  • By now, most of us have already developed some form of muscle aches and joint pains. Myself and SereneXMM were aching from top to bottom. AhSing's knees and ankles were acting up already. Q has some calves pain. Fann the Penguin is a light girl, so she has nary a problem. AhLiXMM is ok except for also some thigh aches. The son? That fellow is a tough guy. LOL..
  • The vast majority of the trek on the third day would be undertaken at altitudes of about 3000m. So it would always be important to keep an eye out for Acute Mountain Sickness, though, in my opinion, the chances of that would be not high as we have been ascended slowly and our bodies have been acclimatizing.
  • That early morning trek up to Poon Hill would be quite shagged, I felt. Cos the ascend is steep. And that first part 2 hours of the day would probably take some wind out of most of us already.

But heck lah, let's just take it a day at a time.
Meanwhile, tonight we need to have a good sleep.

Hot shower?
Haha.. what hot shower?
Here, the 'hot' was at best 'luke warm'.
We tried to shower. I tried to shower. But at the first touch of the water, I could only tahan enough to just wet my hair and sprinkle some water on my body.
Couldn't even apply soap/shampoo.
That was why I suffered terribly that night. My hair was soooooo itchy I was scratching my head the whole night through..
"Tomorrow wherever we arrive at, I must wash my hair properly," I promised myself.

A cold, cold night...
ZA the son walkie talkie:
"Papa, I have prepared your sleeping back for you already."
Wow.. what fortune I have to have my bed prepared for me... LOL.
That night the temperature dropped to about 2 degrees.
Really not cold, as compared to many other wintry destinations.
But honestly, when the wooden room has no heater and you are totally on your own to bear the cold, every degree is significant.
And we were on our base layers again with the middle fleece layer, and T shirt, and trek pants and merino wool socks..
In fact, for the son and I, we have been wearing exactly the same clothes since we began trekking in Nayapul.
So we just powdered our clothes and socks thickly.
And we just grit our teeth and tahan the cold that night..

And.. ho ho ho.. my favourite heat packs.. disposable heat packs so important that I simply stuck one to each of my palms and sole of each foot.
And we knocked out very quickly that evening.
We must have been tired.

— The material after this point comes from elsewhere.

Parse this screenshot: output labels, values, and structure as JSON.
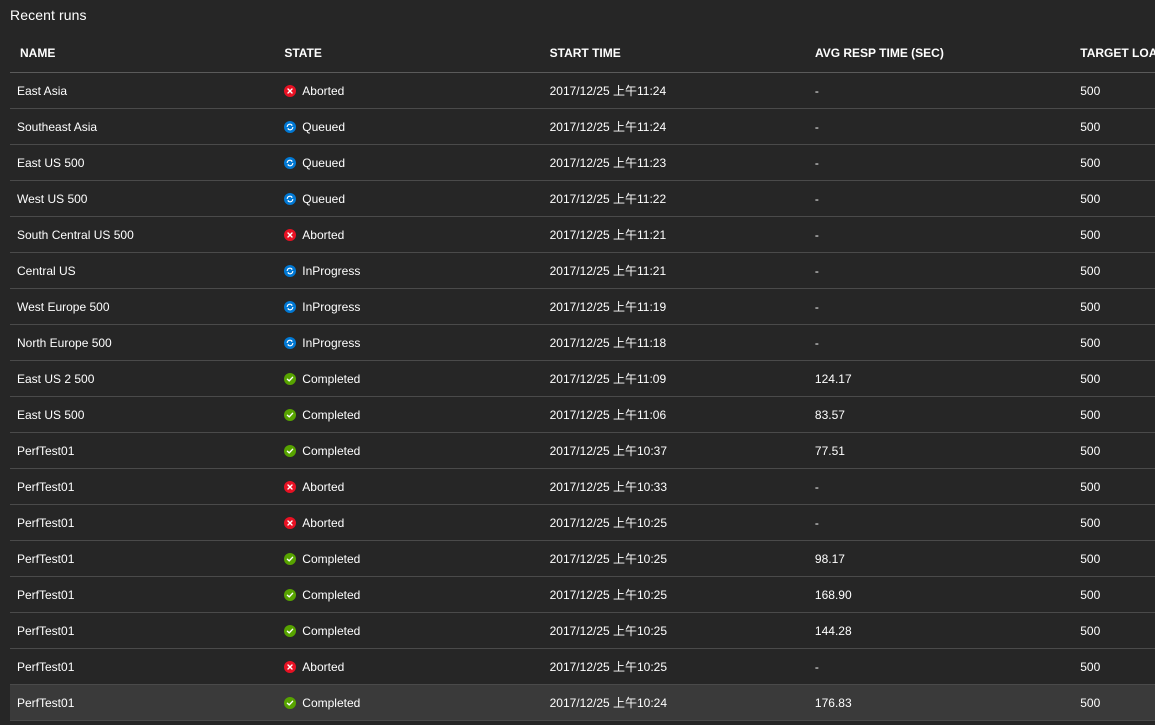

Click Below to continue to the next Chapter:
A Family's Trekking Travellogue to Nepal ~ Day 5